▶ [Entries supplied]:
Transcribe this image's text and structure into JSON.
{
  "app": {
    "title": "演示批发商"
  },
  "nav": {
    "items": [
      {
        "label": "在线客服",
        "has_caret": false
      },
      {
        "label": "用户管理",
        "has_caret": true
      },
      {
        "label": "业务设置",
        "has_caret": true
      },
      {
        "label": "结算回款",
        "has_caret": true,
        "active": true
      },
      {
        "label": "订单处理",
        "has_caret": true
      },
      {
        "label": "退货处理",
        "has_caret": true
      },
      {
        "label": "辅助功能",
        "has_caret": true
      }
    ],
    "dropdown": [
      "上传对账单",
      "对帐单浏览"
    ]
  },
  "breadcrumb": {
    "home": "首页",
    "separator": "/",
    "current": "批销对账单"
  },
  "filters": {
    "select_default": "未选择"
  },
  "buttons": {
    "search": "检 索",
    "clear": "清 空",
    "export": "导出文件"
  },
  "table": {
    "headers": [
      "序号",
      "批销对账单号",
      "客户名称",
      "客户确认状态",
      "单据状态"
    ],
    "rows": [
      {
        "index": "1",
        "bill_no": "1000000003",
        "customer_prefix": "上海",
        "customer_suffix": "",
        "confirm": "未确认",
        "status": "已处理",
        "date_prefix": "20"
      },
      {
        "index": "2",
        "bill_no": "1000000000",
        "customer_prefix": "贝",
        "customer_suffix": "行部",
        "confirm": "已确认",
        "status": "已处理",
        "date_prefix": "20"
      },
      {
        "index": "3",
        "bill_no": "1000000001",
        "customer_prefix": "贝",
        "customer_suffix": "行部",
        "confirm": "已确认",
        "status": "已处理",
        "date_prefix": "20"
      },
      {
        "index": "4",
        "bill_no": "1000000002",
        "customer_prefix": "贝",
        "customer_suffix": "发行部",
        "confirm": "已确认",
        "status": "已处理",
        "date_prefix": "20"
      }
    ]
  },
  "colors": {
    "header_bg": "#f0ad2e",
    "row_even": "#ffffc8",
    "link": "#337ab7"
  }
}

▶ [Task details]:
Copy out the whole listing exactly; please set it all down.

▶ [Response for this exercise]:
Transcribe this image's text and structure into JSON.
{
  "app": {
    "title": "演示批发商"
  },
  "nav": {
    "items": [
      {
        "label": "在线客服",
        "has_caret": false
      },
      {
        "label": "用户管理",
        "has_caret": true
      },
      {
        "label": "业务设置",
        "has_caret": true
      },
      {
        "label": "结算回款",
        "has_caret": true,
        "active": true
      },
      {
        "label": "订单处理",
        "has_caret": true
      },
      {
        "label": "退货处理",
        "has_caret": true
      },
      {
        "label": "辅助功能",
        "has_caret": true
      }
    ],
    "dropdown": [
      "上传对账单",
      "对帐单浏览"
    ]
  },
  "breadcrumb": {
    "home": "首页",
    "separator": "/",
    "current": "批销对账单"
  },
  "filters": {
    "select_default": "未选择"
  },
  "buttons": {
    "search": "检 索",
    "clear": "清 空",
    "export": "导出文件"
  },
  "table": {
    "headers": [
      "序号",
      "批销对账单号",
      "客户名称",
      "客户确认状态",
      "单据状态"
    ],
    "rows": [
      {
        "index": "1",
        "bill_no": "1000000003",
        "customer_prefix": "上海",
        "customer_suffix": "",
        "confirm": "未确认",
        "status": "已处理",
        "date_prefix": "20"
      },
      {
        "index": "2",
        "bill_no": "1000000000",
        "customer_prefix": "贝",
        "customer_suffix": "行部",
        "confirm": "已确认",
        "status": "已处理",
        "date_prefix": "20"
      },
      {
        "index": "3",
        "bill_no": "1000000001",
        "customer_prefix": "贝",
        "customer_suffix": "行部",
        "confirm": "已确认",
        "status": "已处理",
        "date_prefix": "20"
      },
      {
        "index": "4",
        "bill_no": "1000000002",
        "customer_prefix": "贝",
        "customer_suffix": "发行部",
        "confirm": "已确认",
        "status": "已处理",
        "date_prefix": "20"
      }
    ]
  },
  "colors": {
    "header_bg": "#f0ad2e",
    "row_even": "#ffffc8",
    "link": "#337ab7"
  }
}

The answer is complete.